- **Task to carry out**
Work out how many lines in the entries below include the word "title". Give nothing but the number.

- **Material shown**
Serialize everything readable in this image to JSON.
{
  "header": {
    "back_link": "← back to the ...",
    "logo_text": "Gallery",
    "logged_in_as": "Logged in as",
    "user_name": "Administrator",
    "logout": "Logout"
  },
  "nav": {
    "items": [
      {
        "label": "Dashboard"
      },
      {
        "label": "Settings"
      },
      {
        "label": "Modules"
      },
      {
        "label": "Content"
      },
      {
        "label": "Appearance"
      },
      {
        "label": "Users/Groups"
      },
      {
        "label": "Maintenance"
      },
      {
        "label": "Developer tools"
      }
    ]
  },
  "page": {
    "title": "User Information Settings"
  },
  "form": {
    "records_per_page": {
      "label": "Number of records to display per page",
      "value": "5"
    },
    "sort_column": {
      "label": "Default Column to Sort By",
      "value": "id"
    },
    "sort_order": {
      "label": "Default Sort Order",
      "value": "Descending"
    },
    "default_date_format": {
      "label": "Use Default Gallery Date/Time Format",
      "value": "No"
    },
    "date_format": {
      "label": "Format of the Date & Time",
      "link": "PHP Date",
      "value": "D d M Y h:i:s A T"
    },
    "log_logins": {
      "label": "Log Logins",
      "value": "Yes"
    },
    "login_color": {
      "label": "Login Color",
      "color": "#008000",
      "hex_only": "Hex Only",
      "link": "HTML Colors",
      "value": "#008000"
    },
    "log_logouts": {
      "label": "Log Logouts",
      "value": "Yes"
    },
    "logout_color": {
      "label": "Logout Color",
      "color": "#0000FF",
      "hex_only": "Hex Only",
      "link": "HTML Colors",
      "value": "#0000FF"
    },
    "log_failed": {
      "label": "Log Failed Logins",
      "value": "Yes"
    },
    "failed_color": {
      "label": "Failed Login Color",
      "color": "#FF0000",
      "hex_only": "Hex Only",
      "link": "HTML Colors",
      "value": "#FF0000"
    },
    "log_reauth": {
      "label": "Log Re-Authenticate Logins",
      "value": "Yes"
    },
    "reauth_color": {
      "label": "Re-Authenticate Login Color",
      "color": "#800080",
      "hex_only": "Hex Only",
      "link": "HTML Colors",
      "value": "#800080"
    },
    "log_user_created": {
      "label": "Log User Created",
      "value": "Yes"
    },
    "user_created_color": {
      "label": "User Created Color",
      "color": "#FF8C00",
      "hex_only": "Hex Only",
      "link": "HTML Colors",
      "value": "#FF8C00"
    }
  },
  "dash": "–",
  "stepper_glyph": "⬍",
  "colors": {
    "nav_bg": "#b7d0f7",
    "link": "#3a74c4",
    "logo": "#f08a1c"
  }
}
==
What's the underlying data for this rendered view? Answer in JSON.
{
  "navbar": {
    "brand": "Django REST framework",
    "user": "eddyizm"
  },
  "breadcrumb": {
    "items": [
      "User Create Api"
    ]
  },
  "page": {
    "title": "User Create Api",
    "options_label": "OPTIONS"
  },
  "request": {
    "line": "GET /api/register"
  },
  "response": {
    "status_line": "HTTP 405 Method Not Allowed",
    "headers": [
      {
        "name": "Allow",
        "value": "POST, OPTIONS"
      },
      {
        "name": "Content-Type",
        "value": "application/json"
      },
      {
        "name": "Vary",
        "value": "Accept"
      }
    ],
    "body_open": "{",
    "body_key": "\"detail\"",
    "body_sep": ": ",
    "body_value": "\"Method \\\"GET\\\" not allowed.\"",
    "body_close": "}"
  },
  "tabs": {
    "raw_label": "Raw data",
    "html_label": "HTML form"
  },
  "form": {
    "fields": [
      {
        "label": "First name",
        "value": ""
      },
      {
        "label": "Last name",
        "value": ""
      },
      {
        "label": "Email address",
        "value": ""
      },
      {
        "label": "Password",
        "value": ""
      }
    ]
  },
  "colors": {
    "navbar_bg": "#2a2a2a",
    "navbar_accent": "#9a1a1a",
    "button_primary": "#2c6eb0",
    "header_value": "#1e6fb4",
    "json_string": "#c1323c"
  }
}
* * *
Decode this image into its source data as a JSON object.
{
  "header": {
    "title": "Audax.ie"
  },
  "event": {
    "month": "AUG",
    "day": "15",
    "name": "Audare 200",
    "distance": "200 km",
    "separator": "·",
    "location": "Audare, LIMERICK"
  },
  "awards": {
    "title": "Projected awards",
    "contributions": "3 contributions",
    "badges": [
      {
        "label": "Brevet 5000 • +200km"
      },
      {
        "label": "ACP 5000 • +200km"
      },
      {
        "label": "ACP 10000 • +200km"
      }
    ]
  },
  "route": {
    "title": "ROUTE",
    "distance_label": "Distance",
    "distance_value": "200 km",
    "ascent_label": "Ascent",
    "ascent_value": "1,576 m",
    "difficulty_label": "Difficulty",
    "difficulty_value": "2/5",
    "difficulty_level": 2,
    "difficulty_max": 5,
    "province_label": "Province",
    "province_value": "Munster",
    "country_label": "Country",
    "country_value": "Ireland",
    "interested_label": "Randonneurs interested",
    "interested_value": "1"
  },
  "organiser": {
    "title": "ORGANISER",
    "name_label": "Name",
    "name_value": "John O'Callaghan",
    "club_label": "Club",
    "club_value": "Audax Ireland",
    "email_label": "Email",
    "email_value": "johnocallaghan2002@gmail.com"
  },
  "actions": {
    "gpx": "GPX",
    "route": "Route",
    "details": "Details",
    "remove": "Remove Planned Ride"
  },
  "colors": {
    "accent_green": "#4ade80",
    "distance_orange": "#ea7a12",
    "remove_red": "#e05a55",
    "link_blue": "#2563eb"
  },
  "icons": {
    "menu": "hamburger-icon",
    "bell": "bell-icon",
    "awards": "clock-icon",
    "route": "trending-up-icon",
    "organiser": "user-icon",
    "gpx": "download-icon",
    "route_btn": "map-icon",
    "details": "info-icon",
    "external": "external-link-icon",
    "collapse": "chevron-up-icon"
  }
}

- **Reply**
6